Commercial demand for fuel cell products and services (including revenues associated with prototyping, demonstration and test marketing activities, as well as actual product sales) will more than triple to $2.9 billion in 2015 and then triple again to $9.3 billion in 2020. As a result, the share of total fuel cell expenditures accounted for by commercial demand will rise from one-eighth in 2010 to nearly half of all outlays in 2020. Market gains will be driven by continuing technological advances, helping bring costs down to competitive levels in a growing number of applications, and bolstered by improved economies of scale as fuel cell manufacturers increase production.
This is good news for the lift truck market. Sales of fuel cell products and services used in motive power applications will grow fivefold to $180 million in 2015 and then triple to $600 million in 2020, outperforming industrial stationary power fuel cell demand, according to Freedonia.
“Fuel cells are much quieter and less polluting than diesel engines, and they can be refueled much more quickly than batteries can be recharged,” Freedonia’s analysts say, “which will help spur market gains as system costs continue to come down.”
In April 2011, for example, WinCo Foods announced plans to replace the lead-acid batteries used to power 184 lift trucks at its Modesto, California distribution center with Plug Power fuel cells. The company reported that it was doing this both to reduce electricity consumption and to increase productivity by eliminating the need to swap out batteries.
North America is by far the largest regional market for motive power fuel cells, the report says, with more than 1,200 fuel cell-powered lift trucks estimated to be in use at the end of 2010.

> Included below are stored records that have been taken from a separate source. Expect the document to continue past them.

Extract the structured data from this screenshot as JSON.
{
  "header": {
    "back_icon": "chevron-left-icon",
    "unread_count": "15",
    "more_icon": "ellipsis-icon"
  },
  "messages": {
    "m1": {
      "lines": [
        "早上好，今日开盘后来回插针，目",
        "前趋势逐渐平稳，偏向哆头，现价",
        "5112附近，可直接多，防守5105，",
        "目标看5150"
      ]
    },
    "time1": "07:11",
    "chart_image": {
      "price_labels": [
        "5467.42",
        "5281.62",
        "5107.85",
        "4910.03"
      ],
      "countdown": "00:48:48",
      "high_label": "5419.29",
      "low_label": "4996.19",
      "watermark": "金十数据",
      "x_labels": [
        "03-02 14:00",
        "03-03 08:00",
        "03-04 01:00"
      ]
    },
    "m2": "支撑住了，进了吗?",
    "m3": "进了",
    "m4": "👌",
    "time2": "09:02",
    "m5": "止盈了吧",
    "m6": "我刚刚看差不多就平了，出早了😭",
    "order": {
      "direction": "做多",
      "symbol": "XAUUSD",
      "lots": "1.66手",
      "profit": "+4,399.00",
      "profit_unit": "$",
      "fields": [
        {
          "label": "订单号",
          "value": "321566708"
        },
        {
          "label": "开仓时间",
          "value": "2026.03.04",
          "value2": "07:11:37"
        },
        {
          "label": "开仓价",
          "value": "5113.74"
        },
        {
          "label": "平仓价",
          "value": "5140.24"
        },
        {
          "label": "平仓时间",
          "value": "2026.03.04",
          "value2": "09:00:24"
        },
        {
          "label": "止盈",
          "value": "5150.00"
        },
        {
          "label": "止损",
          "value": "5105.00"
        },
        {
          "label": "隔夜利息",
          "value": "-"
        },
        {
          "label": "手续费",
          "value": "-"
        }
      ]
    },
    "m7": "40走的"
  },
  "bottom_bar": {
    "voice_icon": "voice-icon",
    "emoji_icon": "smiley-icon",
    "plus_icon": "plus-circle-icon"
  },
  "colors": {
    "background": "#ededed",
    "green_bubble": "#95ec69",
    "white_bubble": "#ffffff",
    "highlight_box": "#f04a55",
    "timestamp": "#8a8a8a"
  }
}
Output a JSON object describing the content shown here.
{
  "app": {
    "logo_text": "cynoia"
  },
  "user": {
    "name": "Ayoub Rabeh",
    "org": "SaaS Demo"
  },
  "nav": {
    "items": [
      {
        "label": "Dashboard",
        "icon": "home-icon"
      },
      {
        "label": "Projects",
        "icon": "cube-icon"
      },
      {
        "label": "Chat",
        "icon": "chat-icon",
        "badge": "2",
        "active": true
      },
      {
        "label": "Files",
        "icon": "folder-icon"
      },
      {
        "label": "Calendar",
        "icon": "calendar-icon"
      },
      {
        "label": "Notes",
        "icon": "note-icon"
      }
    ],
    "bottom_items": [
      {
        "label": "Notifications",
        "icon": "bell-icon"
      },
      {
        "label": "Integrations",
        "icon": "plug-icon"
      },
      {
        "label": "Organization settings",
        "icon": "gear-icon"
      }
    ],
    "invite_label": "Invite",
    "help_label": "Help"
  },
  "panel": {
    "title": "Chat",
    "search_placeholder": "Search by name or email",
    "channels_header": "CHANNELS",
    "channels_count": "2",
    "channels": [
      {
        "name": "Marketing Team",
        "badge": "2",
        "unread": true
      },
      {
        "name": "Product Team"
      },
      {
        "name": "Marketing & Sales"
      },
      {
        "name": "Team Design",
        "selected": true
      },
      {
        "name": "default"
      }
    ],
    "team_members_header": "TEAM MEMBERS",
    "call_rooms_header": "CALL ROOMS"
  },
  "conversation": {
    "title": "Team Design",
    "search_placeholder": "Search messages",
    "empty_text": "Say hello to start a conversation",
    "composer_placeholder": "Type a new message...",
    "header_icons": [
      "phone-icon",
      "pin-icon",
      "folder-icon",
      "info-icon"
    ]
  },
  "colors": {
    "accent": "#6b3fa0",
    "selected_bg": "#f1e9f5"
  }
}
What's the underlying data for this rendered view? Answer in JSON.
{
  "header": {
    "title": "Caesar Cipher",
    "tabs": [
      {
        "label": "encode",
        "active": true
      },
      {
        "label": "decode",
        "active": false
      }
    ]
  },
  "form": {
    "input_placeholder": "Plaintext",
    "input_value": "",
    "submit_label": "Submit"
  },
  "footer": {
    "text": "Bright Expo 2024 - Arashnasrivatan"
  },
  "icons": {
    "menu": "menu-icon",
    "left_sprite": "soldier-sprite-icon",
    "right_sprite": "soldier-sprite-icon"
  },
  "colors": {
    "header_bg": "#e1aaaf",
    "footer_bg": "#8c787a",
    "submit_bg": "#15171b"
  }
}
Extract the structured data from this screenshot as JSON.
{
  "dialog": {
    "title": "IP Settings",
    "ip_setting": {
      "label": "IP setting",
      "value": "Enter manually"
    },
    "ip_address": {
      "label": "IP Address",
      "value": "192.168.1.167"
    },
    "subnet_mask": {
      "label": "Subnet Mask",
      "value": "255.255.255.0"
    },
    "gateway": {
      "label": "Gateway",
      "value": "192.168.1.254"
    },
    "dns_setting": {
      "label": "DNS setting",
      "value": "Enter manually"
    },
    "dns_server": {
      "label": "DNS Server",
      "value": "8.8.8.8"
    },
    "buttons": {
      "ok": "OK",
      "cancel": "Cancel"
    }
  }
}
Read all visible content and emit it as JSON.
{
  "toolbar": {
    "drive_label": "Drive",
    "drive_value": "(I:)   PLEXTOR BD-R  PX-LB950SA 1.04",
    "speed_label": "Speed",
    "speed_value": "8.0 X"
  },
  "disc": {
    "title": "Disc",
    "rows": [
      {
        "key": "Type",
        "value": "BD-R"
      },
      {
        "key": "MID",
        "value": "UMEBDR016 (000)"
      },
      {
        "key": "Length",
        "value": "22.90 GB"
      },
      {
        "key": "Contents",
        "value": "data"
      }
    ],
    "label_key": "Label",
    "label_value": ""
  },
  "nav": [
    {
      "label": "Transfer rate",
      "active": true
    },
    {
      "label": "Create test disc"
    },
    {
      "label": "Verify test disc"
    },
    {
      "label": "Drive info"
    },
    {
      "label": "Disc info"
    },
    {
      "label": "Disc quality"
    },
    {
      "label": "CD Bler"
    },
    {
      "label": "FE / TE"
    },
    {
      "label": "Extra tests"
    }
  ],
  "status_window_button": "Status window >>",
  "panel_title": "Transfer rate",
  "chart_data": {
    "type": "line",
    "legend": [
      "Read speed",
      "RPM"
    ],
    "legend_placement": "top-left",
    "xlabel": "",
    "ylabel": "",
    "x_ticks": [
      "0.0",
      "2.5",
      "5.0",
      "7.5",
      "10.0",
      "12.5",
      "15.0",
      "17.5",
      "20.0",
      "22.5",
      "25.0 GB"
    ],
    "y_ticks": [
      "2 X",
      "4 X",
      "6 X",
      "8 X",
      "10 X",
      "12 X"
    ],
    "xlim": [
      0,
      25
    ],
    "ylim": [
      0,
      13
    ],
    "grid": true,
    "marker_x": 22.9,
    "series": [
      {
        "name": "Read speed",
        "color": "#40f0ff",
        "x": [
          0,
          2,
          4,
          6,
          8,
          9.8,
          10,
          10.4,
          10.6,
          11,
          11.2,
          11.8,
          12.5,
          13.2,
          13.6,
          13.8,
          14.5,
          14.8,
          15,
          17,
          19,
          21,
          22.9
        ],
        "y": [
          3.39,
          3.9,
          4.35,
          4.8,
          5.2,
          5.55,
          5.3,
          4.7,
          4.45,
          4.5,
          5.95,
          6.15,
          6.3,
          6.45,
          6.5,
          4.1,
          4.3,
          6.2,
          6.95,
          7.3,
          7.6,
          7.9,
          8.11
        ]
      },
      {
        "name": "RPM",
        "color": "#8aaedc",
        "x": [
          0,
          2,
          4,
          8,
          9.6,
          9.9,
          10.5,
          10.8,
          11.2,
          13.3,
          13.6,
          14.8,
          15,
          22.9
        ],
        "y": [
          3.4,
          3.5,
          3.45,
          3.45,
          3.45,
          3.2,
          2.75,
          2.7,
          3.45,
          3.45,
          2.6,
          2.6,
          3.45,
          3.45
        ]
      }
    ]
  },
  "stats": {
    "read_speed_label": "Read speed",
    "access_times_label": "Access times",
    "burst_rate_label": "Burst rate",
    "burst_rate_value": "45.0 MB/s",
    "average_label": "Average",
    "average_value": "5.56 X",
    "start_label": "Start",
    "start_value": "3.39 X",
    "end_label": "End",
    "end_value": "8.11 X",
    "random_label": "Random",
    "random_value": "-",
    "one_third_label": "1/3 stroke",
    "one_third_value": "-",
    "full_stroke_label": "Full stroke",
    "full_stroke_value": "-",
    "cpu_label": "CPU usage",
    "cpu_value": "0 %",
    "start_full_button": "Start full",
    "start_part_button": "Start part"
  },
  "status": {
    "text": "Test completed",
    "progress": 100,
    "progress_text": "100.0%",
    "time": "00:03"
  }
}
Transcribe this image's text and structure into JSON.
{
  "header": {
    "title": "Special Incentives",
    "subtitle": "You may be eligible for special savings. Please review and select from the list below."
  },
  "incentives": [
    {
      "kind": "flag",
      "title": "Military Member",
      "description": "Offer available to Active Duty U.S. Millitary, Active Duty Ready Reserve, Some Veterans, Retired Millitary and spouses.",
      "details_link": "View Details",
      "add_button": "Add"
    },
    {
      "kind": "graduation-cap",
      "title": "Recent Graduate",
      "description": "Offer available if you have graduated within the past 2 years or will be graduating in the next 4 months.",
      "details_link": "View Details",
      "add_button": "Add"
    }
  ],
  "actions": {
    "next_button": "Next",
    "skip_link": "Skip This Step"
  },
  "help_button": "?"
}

In the automotive market, although fuel cells used in motor vehicle applications will account for only one-half of one percent of the total number of systems sold in 2020, they will make up the largest single share of demand in dollar terms. A number of major automakers have announced plans to begin offering fuel cell vehicles commercially in 2015 or before, and sales are forecast to ramp up from what are currently extremely modest levels, consisting mostly of revenues associated with prototyping, demonstration and test marketing activities. With a number of products already on the market, electric power generation applications accounted for well over half of all commercial fuel cell demand in 2010.